Wednesday, May 03, 2006

Perfect storm battering tourism; aid needed now

VICTORIA - The NDP was asking about BC Ferries Monday, but missed the most urgent questions.
BC Ferries wasn't their first choice. The New Democrats were keen to ask about emergency room problems, but neither Health Minister George Abbott or Premier Gordon Campbell showed up in the legislature.
So the opposition turned to the sinking of the Queen of the North. The questions were fine, about fare increases and environmental damage and whether BC Ferries should should keep getting paid a subsidy for the route now that it's not delivering the service. But they missed the big issue.
The sinking of the Queen of the North and the drastically reduced service for this summer are a tourism disaster for Prince Rupert and northern Vancouver Island.
And their impact is going to be felt across the entire province.
In the past that would have mattered less. The tourism industry was strong enough to handle even a serious problem like reduced ferry service on a key route.
That's no longer true. Tourism is getting clobbered by a storm of bad news. Start with the Canadian dollar, which topped 90 cents US this week for the first time since 1978. Three years ago our dollar was worth about 70 cents US.
Good news if you're heading to Seattle. Bad news for B.C. tourism.
An American tourist looking at a weekend in B.C. might plan on spending $400 Canadian. Three years ago that would have cost him less than $300 US. Today the same trip would cost him $375 US. That's the kind of increase that makes people think twice. Then consider gas prices. Three years ago gas was about 70 cents a litre. Now it's $1.12. Add the effects of the rising dollar and a driving holiday in B.C. that would have cost an American tourist $190 for gas three years ago would now be $385. (BC Stats estimates that each one-cent increase in U.S. gas prices results in 6,000 fewer tourists. American gas prices are up 55 cents from a year ago, enough to cost the province 330,000 visitors.)
On top of those problems add confusion about the U.S. government's coming requirement that American travelers have a passport. Only about 30 per cent of Americans have passports, and few are likely to get one for a brief trip to our province.
And now BC Ferries has slashed service from Port Hardy to Prince Rupert. A few years ago we did an RV trip from Prince George to Prince Rupert, and then down on the ferry to Port Hardy and home. It was early fall and the trip was spectacular. Most nights we met tourists from Europe, doing a big loop out of Calgary in rented RVs.
The threat of cancelled sailings is enough to make tourists consider other options. The effects will be felt from Nelson to Nanaimo.
The problem is already with us. Visits from the U.S. - by far our major international tourist market - fell 4.6 per cent last year. The number of U.S. visitors in February was the lowest of any month in 25 years.
Government can't ride to the rescue every time an industry hits hard times. Aid often just delays needed adjustments.
But the tourism faces extraordinary challenges. There is a role for government aid.
To its credit the government has sharply increased tourism funding in recent years, doubling support for Tourism B.C. to $50 million a year and providing one-time grants to the six regional tourism authorities.
A one-time emergency grant now now could help the industry through this year.
Tourism BC and the regional authorities could decide best how to spend the money. But a campaign aimed at assuring tour operators that the Rupert-Hardy trip is still possible would make sense. So would efforts to attract more visitors from within Canada, or encourage Americans to visit before passport rules kick in.
It's a good time for the government to land a hand to a key industry.
Footnote: The NDP questions on BC Ferries focused on whether the supposedly independent corporation would be docked money for failing to provide service on the route. Maybe, maybe not, said Transportation Minister Kevin Falcon. The reality is that penalizing the corporation would just mean higher fares for users.

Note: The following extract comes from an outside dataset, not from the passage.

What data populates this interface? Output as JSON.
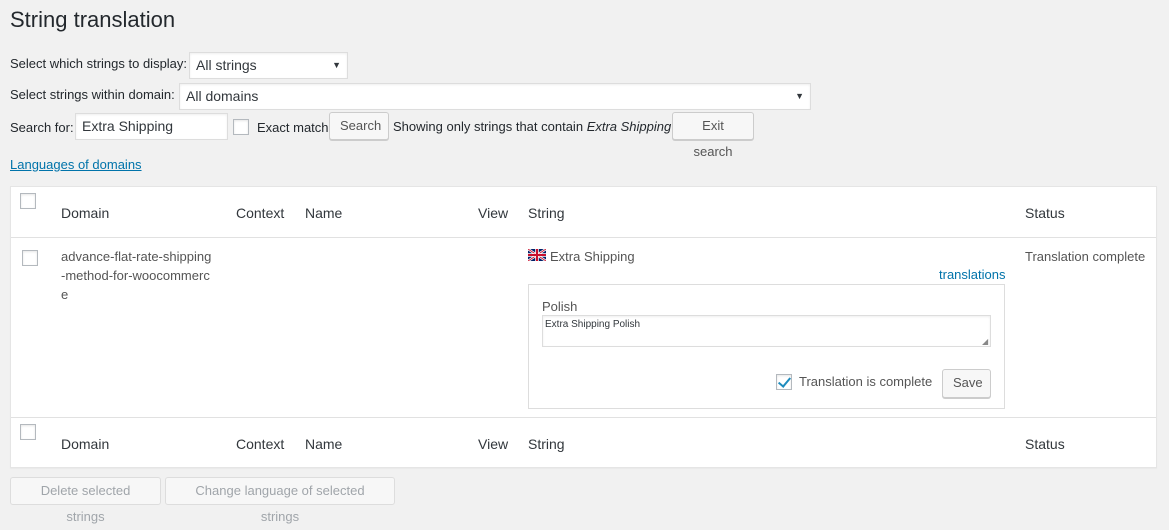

1 comment:

Anonymous said...

From what I hear about the fast cats ferries, they were designed to cover the waters up the inside passage. No politician told me that, it was folks who build ships. But Gordo would rather join the NDP, or join a commune, than admit they could be brought into use at least for the summer season. Trip times would be shorter and might in tyhe end save money. Will it happen? Not without a lot more heat from the taxpayers. And lets' not forget the company almost got away with the extra 7 million claiming Act of God for the sinking. No insurance company would buy that thought, but until it was raised in the legislature, it was a done deal no matter how much the Transport Minister said it wasn't.

A good opposition can save us money